** Task details **
Where "time" occurs in a line of the entries below, copy that line.

[Input data Boundary: Start]

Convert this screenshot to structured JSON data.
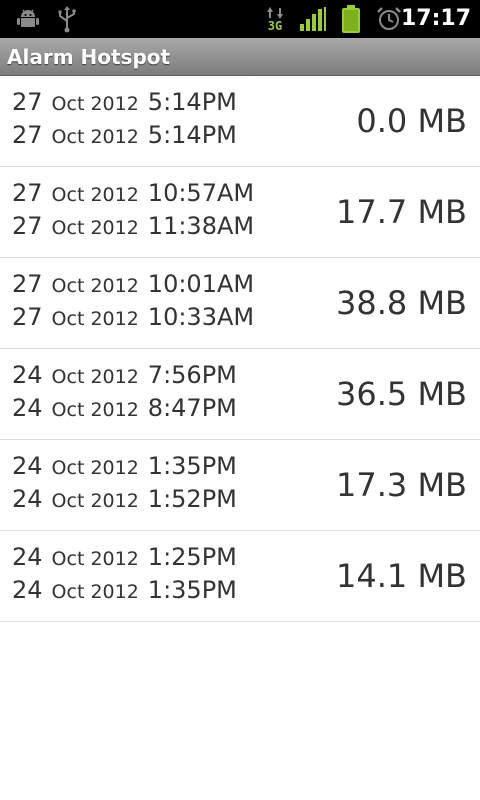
{
  "status_bar": {
    "clock": "17:17",
    "network_label": "3G",
    "icons": [
      "android-debug-icon",
      "usb-icon",
      "data-3g-icon",
      "signal-icon",
      "battery-icon",
      "alarm-clock-icon"
    ],
    "accent_color": "#9acd32"
  },
  "app": {
    "title": "Alarm Hotspot"
  },
  "sessions": [
    {
      "start": {
        "day": "27",
        "month": "Oct 2012",
        "time": "5:14PM"
      },
      "end": {
        "day": "27",
        "month": "Oct 2012",
        "time": "5:14PM"
      },
      "size": "0.0 MB"
    },
    {
      "start": {
        "day": "27",
        "month": "Oct 2012",
        "time": "10:57AM"
      },
      "end": {
        "day": "27",
        "month": "Oct 2012",
        "time": "11:38AM"
      },
      "size": "17.7 MB"
    },
    {
      "start": {
        "day": "27",
        "month": "Oct 2012",
        "time": "10:01AM"
      },
      "end": {
        "day": "27",
        "month": "Oct 2012",
        "time": "10:33AM"
      },
      "size": "38.8 MB"
    },
    {
      "start": {
        "day": "24",
        "month": "Oct 2012",
        "time": "7:56PM"
      },
      "end": {
        "day": "24",
        "month": "Oct 2012",
        "time": "8:47PM"
      },
      "size": "36.5 MB"
    },
    {
      "start": {
        "day": "24",
        "month": "Oct 2012",
        "time": "1:35PM"
      },
      "end": {
        "day": "24",
        "month": "Oct 2012",
        "time": "1:52PM"
      },
      "size": "17.3 MB"
    },
    {
      "start": {
        "day": "24",
        "month": "Oct 2012",
        "time": "1:25PM"
      },
      "end": {
        "day": "24",
        "month": "Oct 2012",
        "time": "1:35PM"
      },
      "size": "14.1 MB"
    }
  ]
}
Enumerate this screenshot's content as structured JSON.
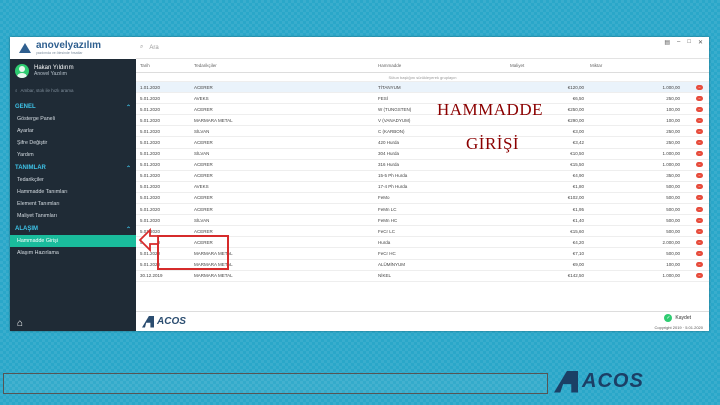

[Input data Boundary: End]

** Result **
        "time": "5:14PM"
        "time": "5:14PM"
        "time": "10:57AM"
        "time": "11:38AM"
        "time": "10:01AM"
        "time": "10:33AM"
        "time": "7:56PM"
        "time": "8:47PM"
        "time": "1:35PM"
        "time": "1:52PM"
        "time": "1:25PM"
        "time": "1:35PM"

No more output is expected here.